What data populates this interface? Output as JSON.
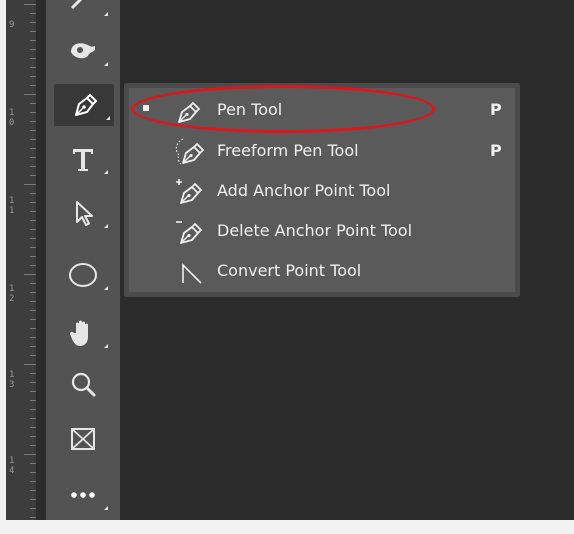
{
  "ruler": {
    "numbers": [
      "9",
      "1\n0",
      "1\n1",
      "1\n2",
      "1\n3",
      "1\n4"
    ]
  },
  "toolbar": {
    "tools": [
      {
        "name": "partial-tool-icon"
      },
      {
        "name": "burn-tool-icon"
      },
      {
        "name": "pen-tool-icon",
        "active": true
      },
      {
        "name": "type-tool-icon"
      },
      {
        "name": "path-selection-tool-icon"
      },
      {
        "name": "ellipse-tool-icon"
      },
      {
        "name": "hand-tool-icon"
      },
      {
        "name": "zoom-tool-icon"
      },
      {
        "name": "frame-tool-icon"
      },
      {
        "name": "more-tools-icon"
      }
    ]
  },
  "flyout": {
    "items": [
      {
        "label": "Pen Tool",
        "shortcut": "P",
        "selected": true,
        "icon": "pen-icon"
      },
      {
        "label": "Freeform Pen Tool",
        "shortcut": "P",
        "selected": false,
        "icon": "freeform-pen-icon"
      },
      {
        "label": "Add Anchor Point Tool",
        "shortcut": "",
        "selected": false,
        "icon": "add-anchor-point-icon"
      },
      {
        "label": "Delete Anchor Point Tool",
        "shortcut": "",
        "selected": false,
        "icon": "delete-anchor-point-icon"
      },
      {
        "label": "Convert Point Tool",
        "shortcut": "",
        "selected": false,
        "icon": "convert-point-icon"
      }
    ]
  },
  "colors": {
    "highlight": "#e0151a",
    "toolbar_bg": "#535353",
    "flyout_bg": "#5a5a5a",
    "canvas_bg": "#2b2b2b"
  }
}
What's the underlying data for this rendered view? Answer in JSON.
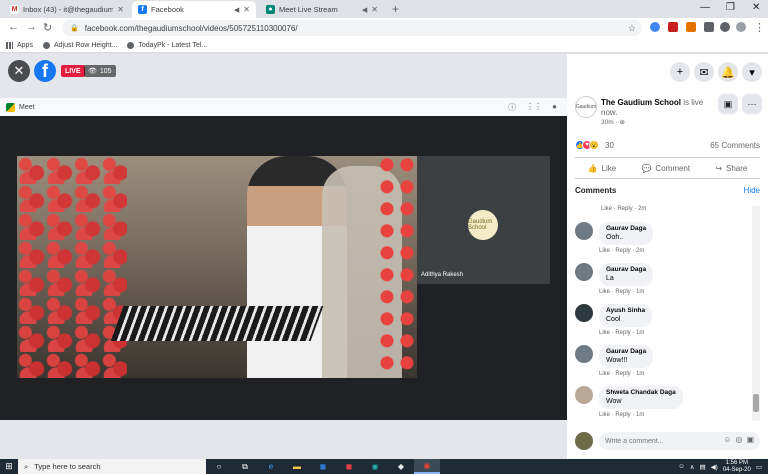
{
  "browser": {
    "tabs": [
      {
        "label": "Inbox (43) - it@thegaudium.com",
        "icon": "gmail-icon",
        "color": "#d93025"
      },
      {
        "label": "Facebook",
        "icon": "facebook-icon",
        "color": "#1877f2"
      },
      {
        "label": "Meet Live Stream",
        "icon": "meet-icon",
        "color": "#00897b"
      }
    ],
    "url": "facebook.com/thegaudiumschool/videos/505725110300076/",
    "bookmarks": [
      "Apps",
      "Adjust Row Height...",
      "TodayPk - Latest Tel..."
    ]
  },
  "viewer": {
    "live_label": "LIVE",
    "viewer_count": "105",
    "meet_label": "Meet",
    "side_participant": "Adithya Rakesh",
    "side_logo_text": "Gaudium School"
  },
  "post": {
    "page_name": "The Gaudium School",
    "status": "is live now.",
    "time": "30m",
    "avatar_text": "Gaudium",
    "reaction_count": "30",
    "comments_count": "65 Comments",
    "actions": {
      "like": "Like",
      "comment": "Comment",
      "share": "Share"
    }
  },
  "comments_section": {
    "title": "Comments",
    "hide_label": "Hide",
    "first_meta": "Like · Reply · 2m",
    "items": [
      {
        "author": "Gaurav Daga",
        "text": "Ooh..",
        "meta": "Like · Reply · 2m",
        "avatar_color": "#6f7a83"
      },
      {
        "author": "Gaurav Daga",
        "text": "La",
        "meta": "Like · Reply · 1m",
        "avatar_color": "#6f7a83"
      },
      {
        "author": "Ayush Sinha",
        "text": "Cool",
        "meta": "Like · Reply · 1m",
        "avatar_color": "#2f3a40"
      },
      {
        "author": "Gaurav Daga",
        "text": "Wow!!!",
        "meta": "Like · Reply · 1m",
        "avatar_color": "#6f7a83"
      },
      {
        "author": "Shweta Chandak Daga",
        "text": "Wow",
        "meta": "Like · Reply · 1m",
        "avatar_color": "#b9a895"
      }
    ],
    "write_placeholder": "Write a comment..."
  },
  "taskbar": {
    "search_placeholder": "Type here to search",
    "time": "1:56 PM",
    "date": "04-Sep-20"
  }
}
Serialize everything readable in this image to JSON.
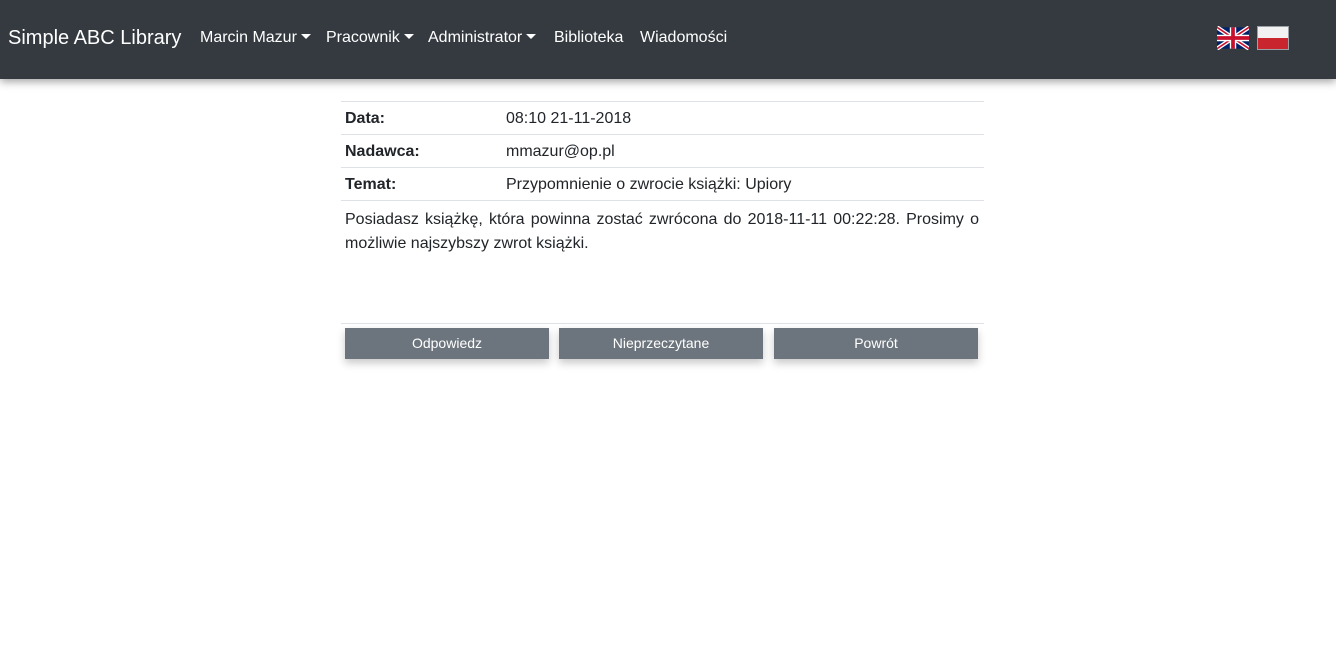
{
  "navbar": {
    "brand": "Simple ABC Library",
    "items": [
      {
        "label": "Marcin Mazur",
        "dropdown": true
      },
      {
        "label": "Pracownik",
        "dropdown": true
      },
      {
        "label": "Administrator",
        "dropdown": true
      },
      {
        "label": "Biblioteka",
        "dropdown": false
      },
      {
        "label": "Wiadomości",
        "dropdown": false
      }
    ],
    "languages": [
      {
        "icon": "uk-flag-icon",
        "code": "en"
      },
      {
        "icon": "poland-flag-icon",
        "code": "pl"
      }
    ],
    "background": "#343a40"
  },
  "message": {
    "fields": [
      {
        "label": "Data:",
        "value": "08:10 21-11-2018"
      },
      {
        "label": "Nadawca:",
        "value": "mmazur@op.pl"
      },
      {
        "label": "Temat:",
        "value": "Przypomnienie o zwrocie książki: Upiory"
      }
    ],
    "body": "Posiadasz książkę, która powinna zostać zwrócona do 2018-11-11 00:22:28. Prosimy o możliwie najszybszy zwrot książki."
  },
  "actions": {
    "reply_label": "Odpowiedz",
    "unread_label": "Nieprzeczytane",
    "back_label": "Powrót",
    "button_color": "#6c757d"
  }
}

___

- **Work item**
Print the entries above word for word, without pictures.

- **Worked solution**
What data populates this interface? Output as JSON.
{
  "ruler": {
    "numbers": [
      "9",
      "1\n0",
      "1\n1",
      "1\n2",
      "1\n3",
      "1\n4"
    ]
  },
  "toolbar": {
    "tools": [
      {
        "name": "partial-tool-icon"
      },
      {
        "name": "burn-tool-icon"
      },
      {
        "name": "pen-tool-icon",
        "active": true
      },
      {
        "name": "type-tool-icon"
      },
      {
        "name": "path-selection-tool-icon"
      },
      {
        "name": "ellipse-tool-icon"
      },
      {
        "name": "hand-tool-icon"
      },
      {
        "name": "zoom-tool-icon"
      },
      {
        "name": "frame-tool-icon"
      },
      {
        "name": "more-tools-icon"
      }
    ]
  },
  "flyout": {
    "items": [
      {
        "label": "Pen Tool",
        "shortcut": "P",
        "selected": true,
        "icon": "pen-icon"
      },
      {
        "label": "Freeform Pen Tool",
        "shortcut": "P",
        "selected": false,
        "icon": "freeform-pen-icon"
      },
      {
        "label": "Add Anchor Point Tool",
        "shortcut": "",
        "selected": false,
        "icon": "add-anchor-point-icon"
      },
      {
        "label": "Delete Anchor Point Tool",
        "shortcut": "",
        "selected": false,
        "icon": "delete-anchor-point-icon"
      },
      {
        "label": "Convert Point Tool",
        "shortcut": "",
        "selected": false,
        "icon": "convert-point-icon"
      }
    ]
  },
  "colors": {
    "highlight": "#e0151a",
    "toolbar_bg": "#535353",
    "flyout_bg": "#5a5a5a",
    "canvas_bg": "#2b2b2b"
  }
}
What's the underlying data for this rendered view? Answer in JSON.
{
  "browser": {
    "tabs": [
      {
        "label": "Inbox (43) - it@thegaudium.com",
        "icon": "gmail-icon",
        "color": "#d93025"
      },
      {
        "label": "Facebook",
        "icon": "facebook-icon",
        "color": "#1877f2"
      },
      {
        "label": "Meet Live Stream",
        "icon": "meet-icon",
        "color": "#00897b"
      }
    ],
    "url": "facebook.com/thegaudiumschool/videos/505725110300076/",
    "bookmarks": [
      "Apps",
      "Adjust Row Height...",
      "TodayPk - Latest Tel..."
    ]
  },
  "viewer": {
    "live_label": "LIVE",
    "viewer_count": "105",
    "meet_label": "Meet",
    "side_participant": "Adithya Rakesh",
    "side_logo_text": "Gaudium School"
  },
  "post": {
    "page_name": "The Gaudium School",
    "status": "is live now.",
    "time": "30m",
    "avatar_text": "Gaudium",
    "reaction_count": "30",
    "comments_count": "65 Comments",
    "actions": {
      "like": "Like",
      "comment": "Comment",
      "share": "Share"
    }
  },
  "comments_section": {
    "title": "Comments",
    "hide_label": "Hide",
    "first_meta": "Like · Reply · 2m",
    "items": [
      {
        "author": "Gaurav Daga",
        "text": "Ooh..",
        "meta": "Like · Reply · 2m",
        "avatar_color": "#6f7a83"
      },
      {
        "author": "Gaurav Daga",
        "text": "La",
        "meta": "Like · Reply · 1m",
        "avatar_color": "#6f7a83"
      },
      {
        "author": "Ayush Sinha",
        "text": "Cool",
        "meta": "Like · Reply · 1m",
        "avatar_color": "#2f3a40"
      },
      {
        "author": "Gaurav Daga",
        "text": "Wow!!!",
        "meta": "Like · Reply · 1m",
        "avatar_color": "#6f7a83"
      },
      {
        "author": "Shweta Chandak Daga",
        "text": "Wow",
        "meta": "Like · Reply · 1m",
        "avatar_color": "#b9a895"
      }
    ],
    "write_placeholder": "Write a comment..."
  },
  "taskbar": {
    "search_placeholder": "Type here to search",
    "time": "1:56 PM",
    "date": "04-Sep-20"
  }
}
Serialize everything readable in this image to JSON.
{
  "navbar": {
    "brand": "Simple ABC Library",
    "items": [
      {
        "label": "Marcin Mazur",
        "dropdown": true
      },
      {
        "label": "Pracownik",
        "dropdown": true
      },
      {
        "label": "Administrator",
        "dropdown": true
      },
      {
        "label": "Biblioteka",
        "dropdown": false
      },
      {
        "label": "Wiadomości",
        "dropdown": false
      }
    ],
    "languages": [
      {
        "icon": "uk-flag-icon",
        "code": "en"
      },
      {
        "icon": "poland-flag-icon",
        "code": "pl"
      }
    ],
    "background": "#343a40"
  },
  "message": {
    "fields": [
      {
        "label": "Data:",
        "value": "08:10 21-11-2018"
      },
      {
        "label": "Nadawca:",
        "value": "mmazur@op.pl"
      },
      {
        "label": "Temat:",
        "value": "Przypomnienie o zwrocie książki: Upiory"
      }
    ],
    "body": "Posiadasz książkę, która powinna zostać zwrócona do 2018-11-11 00:22:28. Prosimy o możliwie najszybszy zwrot książki."
  },
  "actions": {
    "reply_label": "Odpowiedz",
    "unread_label": "Nieprzeczytane",
    "back_label": "Powrót",
    "button_color": "#6c757d"
  }
}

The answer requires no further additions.